Why Version Control Is Important
Imagine the situation: You’ve created an app for the iPhone or iPad, tested it and submitted it to the App Store. It’s going well. People are downloading it and giving it good reviews. In fact it’s going so well that you’ve decided to concentrate all your development time on adding a series of cool new features. You are working hard on the changes but you are still a couple of weeks away from being able to submit your update.
Then you start to notice that iTunes Connect, the application that you use to monitor and manage releases on the App Store, is showing crash logs for the released version. You look at the reviews and somebody has given you a one star review because your application crashes in certain situations. Oh no! You need to make a fix — quickly. Unfortunately, you’ve made so many changes that it’s not easy to go forward or backward. By the time you unravel everything, you could find yourself with a poorly rated app that nobody will want to download.
This is where version control comes in.
Version Control in Xcode
From version 4, the iOS development tool Xcode has built-in support for the Git version control system and offers the option of creating a Git repository on project creation. For applications that you intend to release to the App Store, you should consider this an essential step.
Git was written by Linus Torvalds, the creator of Linux, specifically to manage versioning in the Linux kernel. Unlike some other version control systems, it provides a distributed architecture with no need to maintain a central server. It is also very efficient when it comes to branching and tagging (with 15 million lines of code in the Linux kernel it has to be). This makes it a great choice as a lightweight version control system for iOS projects.
Working with Git
Different people use branches in different ways but I tend to start development in the master (otherwise known as trunk) branch. When the app is ready for release, I tag the master branch with the version number and submit it for review. From then on, new features are developed in a development branch which is only merged into the master when it’s ready for submission. So the master is always in sync with the latest release and I can go back to any released version using the tags.

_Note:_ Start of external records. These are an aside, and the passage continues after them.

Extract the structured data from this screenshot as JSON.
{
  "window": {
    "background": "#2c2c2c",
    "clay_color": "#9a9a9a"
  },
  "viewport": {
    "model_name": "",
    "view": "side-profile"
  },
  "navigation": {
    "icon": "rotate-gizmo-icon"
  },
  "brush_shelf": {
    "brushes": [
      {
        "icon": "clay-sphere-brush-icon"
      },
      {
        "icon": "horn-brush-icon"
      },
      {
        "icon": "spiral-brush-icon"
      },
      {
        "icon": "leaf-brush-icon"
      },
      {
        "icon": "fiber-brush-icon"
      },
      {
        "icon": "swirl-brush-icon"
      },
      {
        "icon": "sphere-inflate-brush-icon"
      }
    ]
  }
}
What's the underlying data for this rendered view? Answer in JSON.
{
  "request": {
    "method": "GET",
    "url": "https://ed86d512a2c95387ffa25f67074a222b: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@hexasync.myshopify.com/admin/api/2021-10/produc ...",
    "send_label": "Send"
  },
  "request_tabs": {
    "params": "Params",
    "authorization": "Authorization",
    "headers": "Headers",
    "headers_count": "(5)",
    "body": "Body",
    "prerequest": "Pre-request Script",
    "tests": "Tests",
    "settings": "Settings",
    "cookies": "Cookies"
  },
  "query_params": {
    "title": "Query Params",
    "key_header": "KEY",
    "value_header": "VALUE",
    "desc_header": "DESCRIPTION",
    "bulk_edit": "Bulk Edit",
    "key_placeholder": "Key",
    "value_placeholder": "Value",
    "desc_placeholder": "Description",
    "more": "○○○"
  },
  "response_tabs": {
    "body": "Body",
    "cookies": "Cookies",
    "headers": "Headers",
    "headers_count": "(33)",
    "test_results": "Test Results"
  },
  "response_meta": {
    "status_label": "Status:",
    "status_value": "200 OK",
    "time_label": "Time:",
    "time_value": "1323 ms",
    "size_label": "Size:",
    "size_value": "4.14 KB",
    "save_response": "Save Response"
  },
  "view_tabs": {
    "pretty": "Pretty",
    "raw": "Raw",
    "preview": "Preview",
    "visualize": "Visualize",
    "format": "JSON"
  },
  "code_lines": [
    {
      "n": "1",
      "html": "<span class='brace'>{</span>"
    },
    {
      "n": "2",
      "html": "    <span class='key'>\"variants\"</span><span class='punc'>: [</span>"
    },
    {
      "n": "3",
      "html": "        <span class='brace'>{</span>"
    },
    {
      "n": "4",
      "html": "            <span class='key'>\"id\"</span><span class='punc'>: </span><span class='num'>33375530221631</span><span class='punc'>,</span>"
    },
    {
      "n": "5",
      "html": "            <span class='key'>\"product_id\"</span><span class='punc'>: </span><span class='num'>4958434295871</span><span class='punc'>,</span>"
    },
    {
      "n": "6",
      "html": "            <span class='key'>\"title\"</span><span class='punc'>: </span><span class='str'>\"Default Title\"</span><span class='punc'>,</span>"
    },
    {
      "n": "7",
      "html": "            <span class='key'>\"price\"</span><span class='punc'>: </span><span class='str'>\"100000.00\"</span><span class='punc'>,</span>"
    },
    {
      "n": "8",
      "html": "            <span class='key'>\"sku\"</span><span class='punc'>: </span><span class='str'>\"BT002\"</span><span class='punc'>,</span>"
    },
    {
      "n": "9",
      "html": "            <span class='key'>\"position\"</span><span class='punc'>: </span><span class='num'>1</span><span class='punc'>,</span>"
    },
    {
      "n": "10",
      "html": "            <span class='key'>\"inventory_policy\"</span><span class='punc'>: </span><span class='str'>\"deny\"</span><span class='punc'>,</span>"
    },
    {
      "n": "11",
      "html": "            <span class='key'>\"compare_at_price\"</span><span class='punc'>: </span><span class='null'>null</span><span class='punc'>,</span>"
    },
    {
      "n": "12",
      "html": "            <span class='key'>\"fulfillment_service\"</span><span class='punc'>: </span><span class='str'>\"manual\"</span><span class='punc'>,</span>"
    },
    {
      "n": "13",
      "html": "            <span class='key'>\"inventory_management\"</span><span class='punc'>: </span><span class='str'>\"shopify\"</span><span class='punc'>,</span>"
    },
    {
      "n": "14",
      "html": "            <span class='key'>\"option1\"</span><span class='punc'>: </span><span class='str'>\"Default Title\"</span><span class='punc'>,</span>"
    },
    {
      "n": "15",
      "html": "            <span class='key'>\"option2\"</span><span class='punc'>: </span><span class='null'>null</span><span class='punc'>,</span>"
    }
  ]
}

In the scenario described above, the master would be branched to a bug fix branch to write and test the fix. If the tests went well, this would be merged back into the master and tagged with a new version number before the fix was submitted. That done it’s easy to check out the development branch and continue the development of more cool new features. Panic over!
Because branches are so easy to create with Git, they also come in handy for testing experimental features. Branch the development branch into an experimental branch. If your crazy idea works out, merge it back into development. If it doesn’t, just delete the experimental branch and pick up where you left off. Once you start using Git for version control, you’ll wonder how you ever managed without it.
Xcode 4 provides simple shortcuts for easy committing of changes during development and also allows you to manage your project’s Git repository through the Repositories tab in the Organizer window. You can create branches, switch branches, merge changes from other branches and look at differences between revisions.
If you are already a Git expert, you can manage the Git repository from the terminal by issuing Git commands in your project directory. There are also a number of applications on the Mac App Store that provide visual views of your repository state, e.g., SourceTree from Atlassian.
You won’t need to use version control when you create applications in our iPhone® and iPad® Programming: A Comprehensive Hands-On Introduction and Building iPhone® and iPad® Applications: Extended Features courses, but all of the instructors manage apps on the App Store and would be happy to share their experiences.